HomeAdvisor.com, an online resource linking homeowners to contractors, has provided these easy to understand definitions for several of home improvement’s most commonly misunderstood terms.
Flooring and Roofing Terms
- Joist: Parallel framing members installed horizontally to carry floor and ceiling loads.
- Floating Floor: A floor system that can be placed on top of an existing floor (and does not need to be nailed down.) Tiles or boards are glued together rather than directly to the sub floor or floor.
- Dormer Window: A window that rises vertically from a sloping roof.
- Hip: The angle formed by two intersecting, sloping roof planes that runs from the eaves to the ridge of a house.
- Parquet Flooring: Woodwork floors set in geometric forms for design purposes.
- Ponding: The pooling of water on a roof.
- Prefinished Floor: A finished flooring that requires installation only.
- Pickled Floors: The informal, casual look when you rub white paint into already stained or finished wood flooring.
- Soffit: The underside space between the end of the roof and the side of a home, often vented to provide circulation to the attic.
- Frieze: A carpet style where the yarn is tightly twisted to give it a nubby, rough appearance.
- Subfloor: Boards or plywood mounted over joists on which the finish floor is laid.
Terrazzo: A multi-colored floor made from stone or marble chips embedded in cement.
- Jamb: The molding around a window frame. The “side jamb” is vertical while the “head jamb” is horizontal.
- Lite: A pane of glass within a window.

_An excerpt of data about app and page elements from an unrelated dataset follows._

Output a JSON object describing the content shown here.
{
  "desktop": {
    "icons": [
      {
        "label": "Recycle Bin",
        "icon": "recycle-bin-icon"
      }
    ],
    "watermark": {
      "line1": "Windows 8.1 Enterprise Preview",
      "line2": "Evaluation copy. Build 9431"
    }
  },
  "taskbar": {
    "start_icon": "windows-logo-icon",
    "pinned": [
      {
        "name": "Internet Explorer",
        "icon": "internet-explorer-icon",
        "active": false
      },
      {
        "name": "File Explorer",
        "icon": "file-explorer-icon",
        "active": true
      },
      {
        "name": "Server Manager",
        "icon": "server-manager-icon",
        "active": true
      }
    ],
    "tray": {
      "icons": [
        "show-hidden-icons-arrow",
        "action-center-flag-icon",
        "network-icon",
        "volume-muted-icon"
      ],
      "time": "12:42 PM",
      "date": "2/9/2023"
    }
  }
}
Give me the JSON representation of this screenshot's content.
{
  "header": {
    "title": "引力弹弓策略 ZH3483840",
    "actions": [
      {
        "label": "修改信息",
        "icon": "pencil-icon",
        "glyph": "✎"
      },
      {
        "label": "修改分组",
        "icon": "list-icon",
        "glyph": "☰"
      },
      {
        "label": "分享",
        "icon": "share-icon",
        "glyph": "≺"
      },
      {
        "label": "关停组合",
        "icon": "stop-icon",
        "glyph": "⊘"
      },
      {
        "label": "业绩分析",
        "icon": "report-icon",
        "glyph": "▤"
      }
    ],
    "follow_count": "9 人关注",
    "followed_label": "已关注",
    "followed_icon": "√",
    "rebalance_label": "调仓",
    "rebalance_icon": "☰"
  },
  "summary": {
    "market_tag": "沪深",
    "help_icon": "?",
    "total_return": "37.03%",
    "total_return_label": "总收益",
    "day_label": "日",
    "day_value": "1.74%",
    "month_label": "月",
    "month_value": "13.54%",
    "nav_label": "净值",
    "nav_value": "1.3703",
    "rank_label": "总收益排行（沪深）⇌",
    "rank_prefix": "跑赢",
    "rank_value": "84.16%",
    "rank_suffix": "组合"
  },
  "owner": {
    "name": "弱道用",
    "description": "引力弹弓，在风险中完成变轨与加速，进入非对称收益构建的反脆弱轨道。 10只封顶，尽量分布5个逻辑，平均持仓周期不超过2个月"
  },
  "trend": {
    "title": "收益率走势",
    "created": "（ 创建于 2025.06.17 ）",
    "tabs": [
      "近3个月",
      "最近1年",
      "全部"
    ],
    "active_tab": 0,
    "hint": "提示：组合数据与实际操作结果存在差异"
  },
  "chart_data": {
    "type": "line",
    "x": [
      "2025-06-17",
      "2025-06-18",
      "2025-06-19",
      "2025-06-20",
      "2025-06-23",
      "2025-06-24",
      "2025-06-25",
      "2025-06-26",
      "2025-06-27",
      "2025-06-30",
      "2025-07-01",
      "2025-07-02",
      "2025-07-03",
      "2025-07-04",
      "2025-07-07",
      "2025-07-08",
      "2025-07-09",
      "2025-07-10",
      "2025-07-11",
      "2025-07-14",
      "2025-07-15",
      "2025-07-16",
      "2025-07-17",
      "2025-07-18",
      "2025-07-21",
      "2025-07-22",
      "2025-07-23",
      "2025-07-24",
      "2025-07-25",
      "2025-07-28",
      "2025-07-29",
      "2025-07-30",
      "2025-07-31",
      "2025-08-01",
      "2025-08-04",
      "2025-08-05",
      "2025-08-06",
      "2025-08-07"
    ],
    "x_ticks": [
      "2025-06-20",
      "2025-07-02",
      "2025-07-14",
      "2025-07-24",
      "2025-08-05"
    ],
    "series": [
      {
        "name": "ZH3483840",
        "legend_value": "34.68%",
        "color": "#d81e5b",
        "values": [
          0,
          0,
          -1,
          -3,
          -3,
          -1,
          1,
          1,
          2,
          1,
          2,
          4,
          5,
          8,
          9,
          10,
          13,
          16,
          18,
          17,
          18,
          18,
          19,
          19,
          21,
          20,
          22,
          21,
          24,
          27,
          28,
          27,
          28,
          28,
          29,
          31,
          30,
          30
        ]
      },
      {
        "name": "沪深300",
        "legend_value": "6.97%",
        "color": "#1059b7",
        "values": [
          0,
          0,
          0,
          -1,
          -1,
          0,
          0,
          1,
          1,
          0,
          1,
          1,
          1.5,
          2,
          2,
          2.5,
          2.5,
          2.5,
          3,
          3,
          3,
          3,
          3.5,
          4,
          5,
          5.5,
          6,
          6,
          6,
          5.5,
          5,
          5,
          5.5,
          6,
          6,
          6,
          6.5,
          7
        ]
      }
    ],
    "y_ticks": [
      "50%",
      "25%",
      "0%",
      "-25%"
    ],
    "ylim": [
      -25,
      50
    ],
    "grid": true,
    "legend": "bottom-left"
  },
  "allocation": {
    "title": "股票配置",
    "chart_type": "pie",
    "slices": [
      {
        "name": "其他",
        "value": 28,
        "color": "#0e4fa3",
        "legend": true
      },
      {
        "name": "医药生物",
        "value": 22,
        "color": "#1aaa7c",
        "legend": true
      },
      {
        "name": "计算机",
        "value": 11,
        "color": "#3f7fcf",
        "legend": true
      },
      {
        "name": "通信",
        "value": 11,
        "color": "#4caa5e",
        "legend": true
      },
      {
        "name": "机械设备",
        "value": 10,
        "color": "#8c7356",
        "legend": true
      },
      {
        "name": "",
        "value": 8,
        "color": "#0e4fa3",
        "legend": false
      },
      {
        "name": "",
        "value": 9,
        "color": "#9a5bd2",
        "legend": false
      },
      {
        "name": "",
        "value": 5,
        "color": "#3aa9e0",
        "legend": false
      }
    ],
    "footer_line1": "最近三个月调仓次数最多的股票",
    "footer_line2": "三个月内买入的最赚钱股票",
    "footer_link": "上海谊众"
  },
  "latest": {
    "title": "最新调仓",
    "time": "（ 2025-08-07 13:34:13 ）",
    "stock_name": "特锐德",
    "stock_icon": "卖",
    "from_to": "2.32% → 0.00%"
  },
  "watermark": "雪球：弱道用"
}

Often used when talking about how many panes there are in a window (i.e. a 12-lite colonial window.)
- Louvered Window: A window with several glass, metal or wooden slats that open together like shutters, usually by pulling a lever or crank to adjust the angle. Also called a jalousie.
- Mullion: The vertical strip of wood that separates side-by-side windows.
- Oriel Window: Similar to a bay window, it projects out from the wall, but does not extend to the ground. Instead the bottom curves back into the wall.
- Sash: The parts of a window that holds the glass (the “doors” of a window.)
- Galvanized: Any metal coated with zinc to protect it from rusting.
- Girder: A large beam of wood or steel which acts as the principle support for loads along its span.
- Header: A beam which is perpendicular to wall suds above doors, windows or other openings. It carries the weight of structural loads.
- Joint: Any place where two building materials come together and leave a gap or space.
- Miter: A 45-degree cut. Unlike a compound miter cut, the saw blade remains at 0 degrees.
- Pull Bar: The tool used to tighten tongue and groove joints during the installation process.
- Sapwood: The lighter color wood near the outside of the tree.
- Stud: A 2×4 or 2×6 vertical framing member used to assemble walls.
- Toenailing: Nailing at an angle to connect one framing piece to a second.
- Passive Cooling/Heating: A building structure designed to increase ventilation and retention of heating/cooling within its building components.
- Passive Solar Design: Using design methods to capitalize on heat and light from the sun, thereby reducing the need for electric systems.
- Pellets: Fuel that consist of 100% wood sawdust with no additives.
- Split System: An air conditioner or heat pump that has components in two different locations (typically one inside and one outside).
- Integrated Hot Water System: A system that provides water heating from a single heat source.
Miscellaneous Home Improvement Terms
- Integral Sink: A sink made out of the same material as the countertop to form a continuous surface.
- Paver Tile: Tile that is larger than six square inches.
- Pyrolave: Countertop material made from enameled lava rock.
- Retrofit: Upgrading a preexisting fixture by installing new parts.
- Sconce: A light fixture attached to a wall.
- Shim: A thin piece of wood used during installation to insure that countertops are level.
- Substrate: Any surface to which a paint, stain or sealant is applied.
- Tongue and Groove: A way of connecting materials, such as wood, in which the tongue of a board is placed into the groove of the board following it.
- Veneer: A thin piece of wood attached to particleboard to create the illusion of wood surfaces.
- Volatile Organic Compounds (VOCs): Materials that evaporate from organic products and can cause acute and chronic illnesses.
- Wood Shakes: Rough, thick, uneven shingles, either hand split or sawn, that can be used as a siding material.
- Xeriscape: landscaping that is designed specifically for areas that are susceptible to drought, or for areas where water conservation is practiced.